The latitudinal span of Novaya Zemlya results in a considerable climatic gradient (Zeeberg and Forman, 2001). Annual mean temperature decreases from -5.4°C on the south-west coast to -10.3°C at the northern extremity. While winters (December, January) are cold, averaging around -15°C, the summers are relatively mild with July/August mean air temperature around +6°C. Precipitation also varies, decreasing south to north from 386 mm per year to 283 mm per year. However, as with Svalbard, the climate of Novaya Zemlya is heavily influenced by the surrounding marine environment with advected warm North Atlantic water on the west coast while the east coast adjoins the cold Kara Sea which is ice-bound during the winter.

Franz Josef Land

Franz Josef Land lies to the north-east of Svalbard, 79°73’ and 81°93N and 37° and 65°50’E, and consists of approximately 190 largely ice-covered islands extending over a total area of 12,334 km2, 85% of which is permanently glaciated (Aleksandrova, 1977; Zeeberg and Forman, 2001). As with Novaya Zemlya, Franz Josef Land was a closed military area for much of the Twentieth Century, and although that is no longer the case, access today still requires permission from the Russian authorities, including the Federal Service of National Security and Administration of Reserves and Protected Areas.

Franz Josef Land has the most extreme climate of the three archipelogoes mentioned above. The mean temperature in July (mid-summer) varies between -1.2 and +1.6ºC depending on the specific island considered (Aleksandrova, 1977). Cloudy skies occur approximately 90% of the time, reducing solar heating of the ground.
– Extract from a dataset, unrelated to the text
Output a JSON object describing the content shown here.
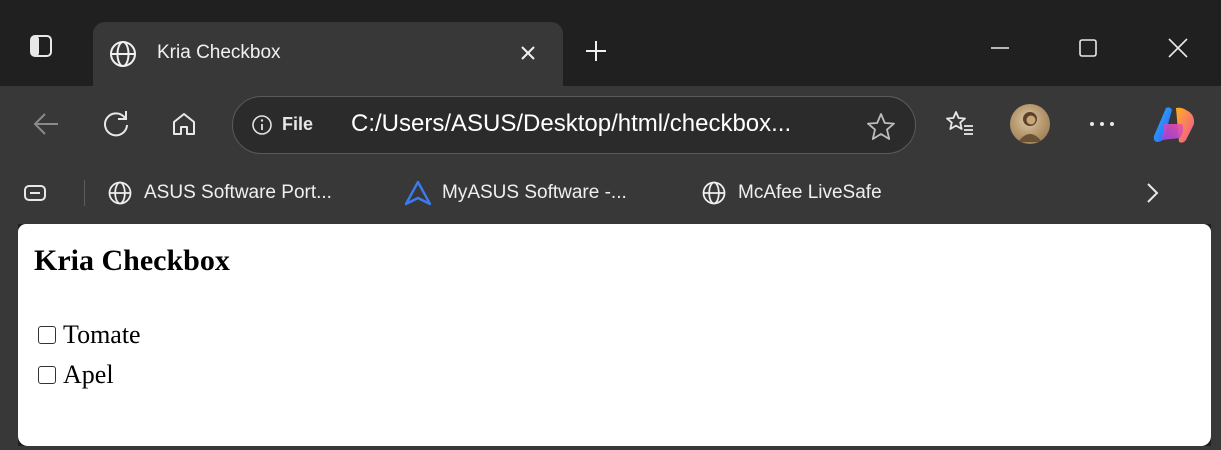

Annual precipitation amounts to 300 mm, most falling as snow (Aleksandrova, 1983).

Svalbard as research location

This increasing interest in Arctic areas is clearly evident in Svalbard, with the establishment of research platforms and collaborative ventures; e.g. the Kongsfjorden International Research Base (KIRB) at Ny-Ålesund, the development of a Norwegian agenda to establish the eastern regions of Svalbard as a “reference area for research” (Ministry of Justice and the Police, 2009), the launching of the Svalbard Integrated Arctic Earth Observing System (SIOS) as part of the European Strategy Forum on Research Infrastructures (ESFRI) program (European Commission, 2012). However, these initiatives have not yet been included within the existing international frameworks aimed to coordinate research activities at the pan-Arctic level.

Svalbard represents an unique platform to study post- glacial colonization patterns, not only due to its level of isolation from the closest land, but also for the wide range of studies regarding climatology, geology, glacial history and ecosystems existing for this archipelago (for example Hjelle et al. 1993, Førland et al. 1997, Hodkinson et al. 1998, Coulson et al. 2000, Coulson 2007, Kubischta et al. 2010). The location of Svalbard, on the edge of the diminishing Arctic sea ice, also makes its terrestrial ecosystems particularly vulnerable to environmental change, and could potentially represent an extremely sensitive indicator of its consequences. Therefore, many of the examples discussed in this book are focused in this region of the Arctic. Most terrestrial ecology knowledge from Svalbard comes from only a few locations along the west coast of Spitsbergen, in particular, Longyearbyen, Ny-Ålesund and Hornsund; however, these are different to the eastern part of Svalbard due to climatology, putative dispersal routes (Alsos et al. 2007) and the extent of possible ice-free areas during LGM (Landvik et al. 2003).